About this task:
Apart from the pictures, every line below is to be set down exactly.

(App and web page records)

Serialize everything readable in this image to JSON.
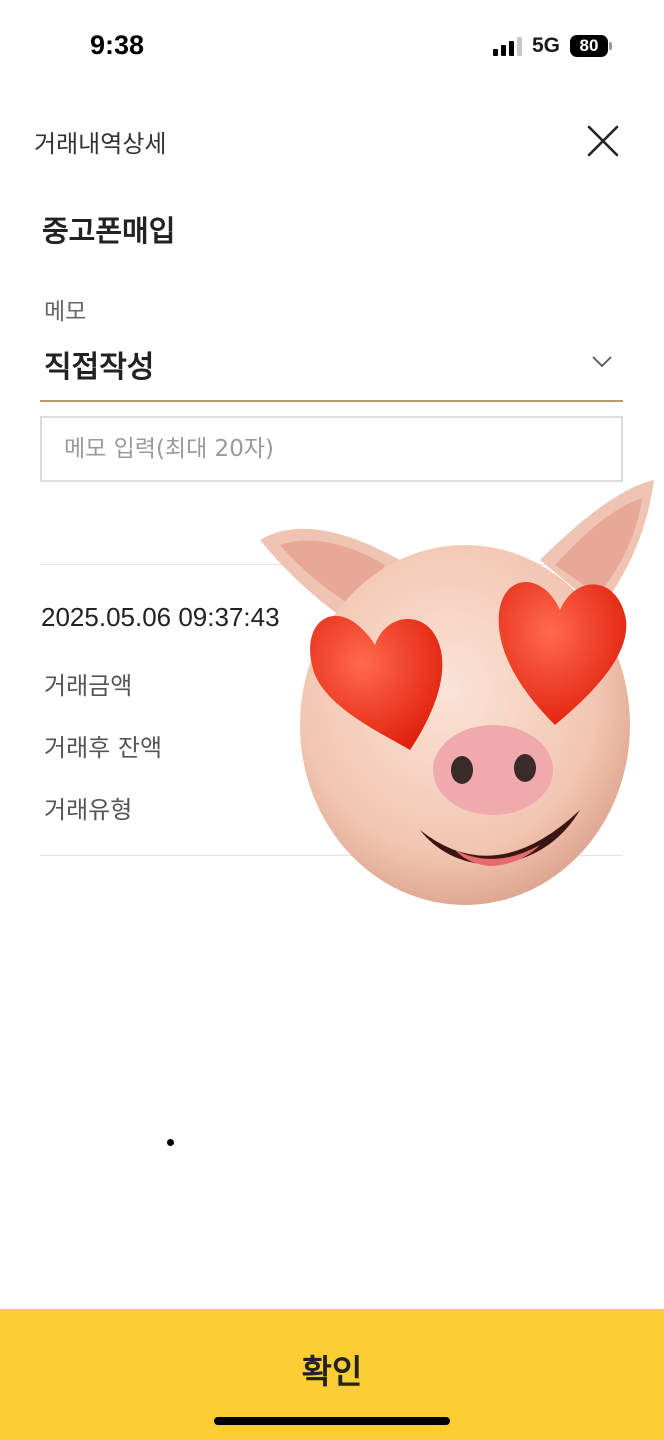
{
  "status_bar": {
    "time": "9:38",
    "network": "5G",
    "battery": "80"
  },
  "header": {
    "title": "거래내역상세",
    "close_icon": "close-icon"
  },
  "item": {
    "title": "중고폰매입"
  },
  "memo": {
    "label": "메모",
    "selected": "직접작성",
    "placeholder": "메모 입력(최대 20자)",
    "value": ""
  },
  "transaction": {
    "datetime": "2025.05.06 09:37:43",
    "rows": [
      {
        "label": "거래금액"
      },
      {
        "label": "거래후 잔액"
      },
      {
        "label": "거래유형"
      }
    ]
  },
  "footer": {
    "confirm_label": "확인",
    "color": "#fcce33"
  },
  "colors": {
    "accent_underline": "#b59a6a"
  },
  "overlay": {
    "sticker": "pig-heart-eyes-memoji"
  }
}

Answer box:
Serialize everything readable in this image to JSON.
{
  "status_bar": {
    "time": "9:38",
    "network": "5G",
    "battery": "80"
  },
  "header": {
    "title": "거래내역상세",
    "close_icon": "close-icon"
  },
  "item": {
    "title": "중고폰매입"
  },
  "memo": {
    "label": "메모",
    "selected": "직접작성",
    "placeholder": "메모 입력(최대 20자)",
    "value": ""
  },
  "transaction": {
    "datetime": "2025.05.06 09:37:43",
    "rows": [
      {
        "label": "거래금액"
      },
      {
        "label": "거래후 잔액"
      },
      {
        "label": "거래유형"
      }
    ]
  },
  "footer": {
    "confirm_label": "확인",
    "color": "#fcce33"
  },
  "colors": {
    "accent_underline": "#b59a6a"
  },
  "overlay": {
    "sticker": "pig-heart-eyes-memoji"
  }
}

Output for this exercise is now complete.